Man Utd's Unpaid Taxes Threaten Summer Transfers

Manchester United is embroiled in discussions with HMRC (Her Majesty's Revenue and Customs) over an unpaid tax bill relating to arrangements with players and agents, raising concerns about the club's transfer plans and financial stability. This development is crucial for the Red Devils as they navigate both on-field challenges and off-field financial scrutiny.

The talks between Manchester United and HMRC have intensified, with the tax authority seeking to reclaim what it deems as owed taxes from numerous Premier League teams. Last year alone, a staggering £124.8 million in overdue taxes from top teams was collected, signalling the seriousness of the issue.

The ramifications of these discussions extend beyond immediate financial obligations. They have the potential to significantly impact Manchester United's transfer strategy, as the club may need to reassess its spending plans for the upcoming summer transfer window.

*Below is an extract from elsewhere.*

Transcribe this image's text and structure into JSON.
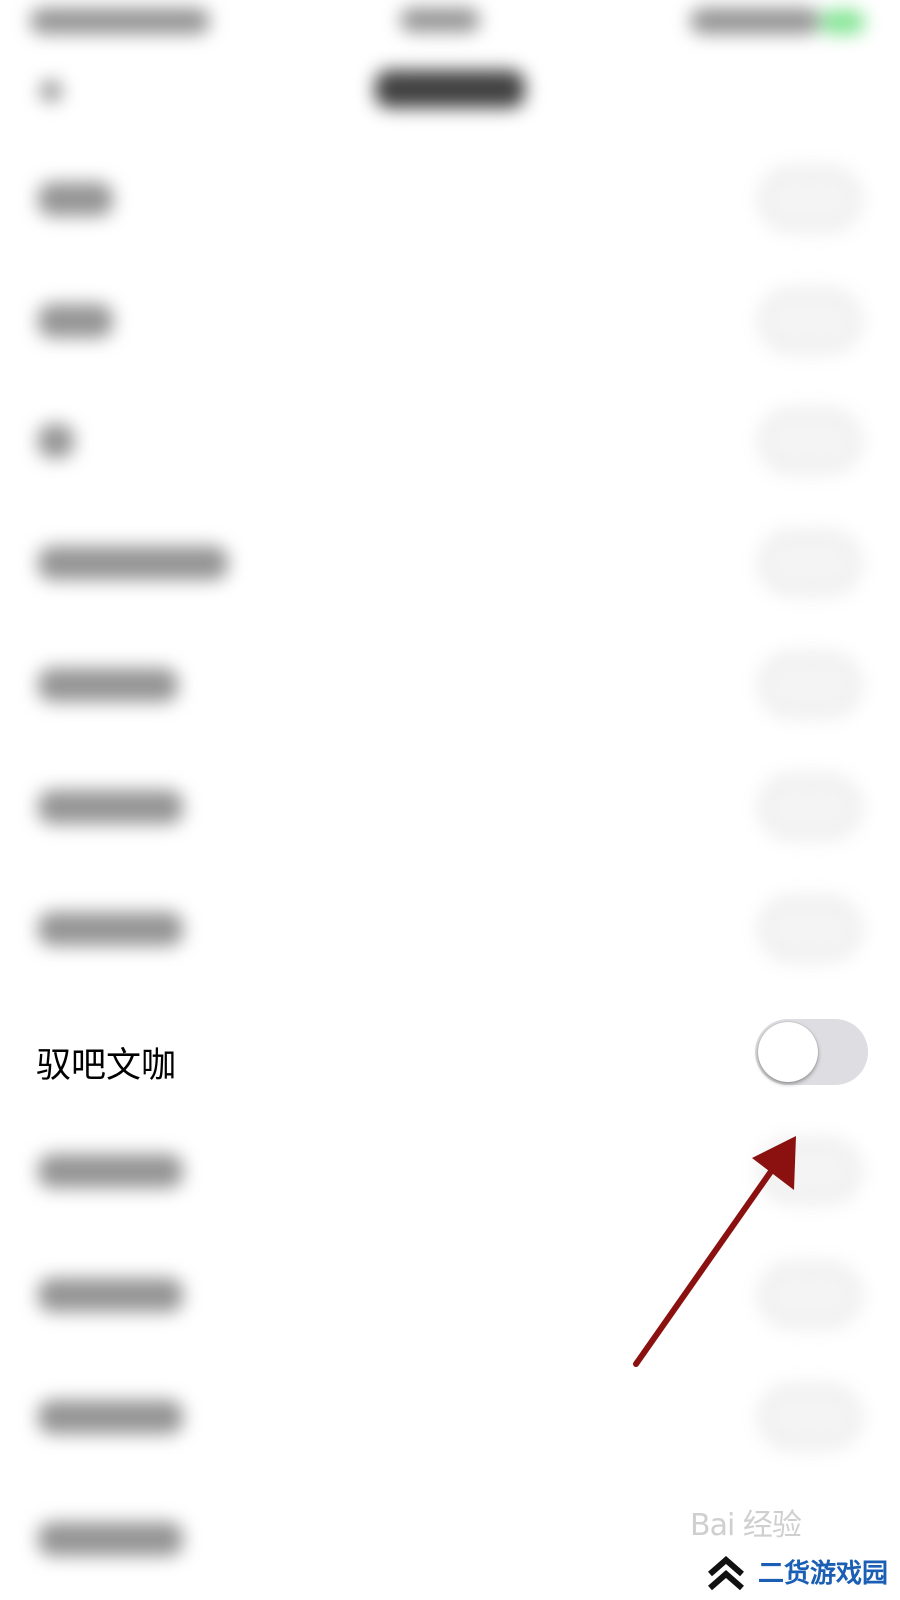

With Sir Jim Ratcliffe expressing eagerness to usher in a new era at Old Trafford, the need to adhere to budget limitations imposed by the ongoing negotiations could pose challenges for the club's ambitions in the transfer market.

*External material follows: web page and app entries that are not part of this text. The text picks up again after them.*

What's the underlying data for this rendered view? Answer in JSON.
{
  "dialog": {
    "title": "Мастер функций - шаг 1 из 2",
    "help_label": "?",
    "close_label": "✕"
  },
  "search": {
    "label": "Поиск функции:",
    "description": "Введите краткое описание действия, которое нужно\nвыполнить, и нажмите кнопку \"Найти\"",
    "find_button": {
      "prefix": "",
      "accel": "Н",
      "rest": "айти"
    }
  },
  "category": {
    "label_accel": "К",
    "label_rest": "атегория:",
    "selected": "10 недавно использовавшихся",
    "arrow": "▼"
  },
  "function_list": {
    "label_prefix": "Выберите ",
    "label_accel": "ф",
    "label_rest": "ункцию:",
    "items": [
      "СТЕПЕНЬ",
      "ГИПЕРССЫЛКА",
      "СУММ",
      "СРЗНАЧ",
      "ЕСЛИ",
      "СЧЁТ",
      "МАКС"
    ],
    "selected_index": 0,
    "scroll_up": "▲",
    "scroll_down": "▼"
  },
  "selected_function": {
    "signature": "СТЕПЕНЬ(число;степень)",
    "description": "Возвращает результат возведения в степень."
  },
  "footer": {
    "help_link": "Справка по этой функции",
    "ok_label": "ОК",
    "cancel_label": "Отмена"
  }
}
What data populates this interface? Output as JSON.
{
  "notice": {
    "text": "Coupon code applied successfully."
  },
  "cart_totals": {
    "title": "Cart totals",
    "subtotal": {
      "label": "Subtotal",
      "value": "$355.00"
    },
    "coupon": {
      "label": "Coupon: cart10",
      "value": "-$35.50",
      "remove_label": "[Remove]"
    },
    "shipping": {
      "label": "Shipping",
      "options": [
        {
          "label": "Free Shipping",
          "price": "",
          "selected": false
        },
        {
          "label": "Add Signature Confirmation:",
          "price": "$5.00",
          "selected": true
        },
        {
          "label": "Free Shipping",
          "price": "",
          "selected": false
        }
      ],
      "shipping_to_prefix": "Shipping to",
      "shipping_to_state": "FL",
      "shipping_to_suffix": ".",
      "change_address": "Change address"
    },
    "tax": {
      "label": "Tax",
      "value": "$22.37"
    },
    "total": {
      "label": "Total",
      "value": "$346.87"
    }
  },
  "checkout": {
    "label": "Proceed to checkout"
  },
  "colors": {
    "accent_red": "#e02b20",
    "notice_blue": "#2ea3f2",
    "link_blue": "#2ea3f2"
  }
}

Furthermore, recent regulatory measures, exemplified by the case of Nottingham Forest receiving a points deduction for financial breaches, have underscored the importance of financial prudence in football. Manchester United and several other clubs had to exercise caution during the January transfer window, and similar constraints may persist in subsequent transfer periods.

In response to HMRC's scrutiny, the club has emphasised its commitment to ensuring compliance with tax regulations. HMRC, in turn, has pledged to continue monitoring arrangements between clubs, players, and agents to safeguard tax revenues. This collaborative effort reflects the broader imperative within the football industry to address tax risks transparently and proactively.

Manchester United's predicament has broader implications for the club's financial outlook and long-term sustainability. As discussions with HMRC unfold, there is a possibility of future liabilities emerging, as acknowledged in the club's latest financial report. Such uncertainties could further exacerbate financial pressures, necessitating prudent financial management and strategic planning by the club's leadership.

Amid these challenges, Manchester United faces the prospect of player sales to alleviate financial strains. Reports suggest that up to 11 players, including prominent figures like Harry Maguire and Scott McTominay, may be offloaded ahead of the new season. These potential departures underscore the need for the club to strike a delicate balance between financial prudence and on-field competitiveness.

As Manchester United navigates the complexities of its tax obligations and transfer strategy, the club remains steadfast in its commitment to upholding its financial responsibilities while pursuing success on the pitch. The outcome of ongoing discussions with HMRC will undoubtedly shape the club's trajectory in the coming months and beyond as it strives to navigate the evolving landscape of football finance.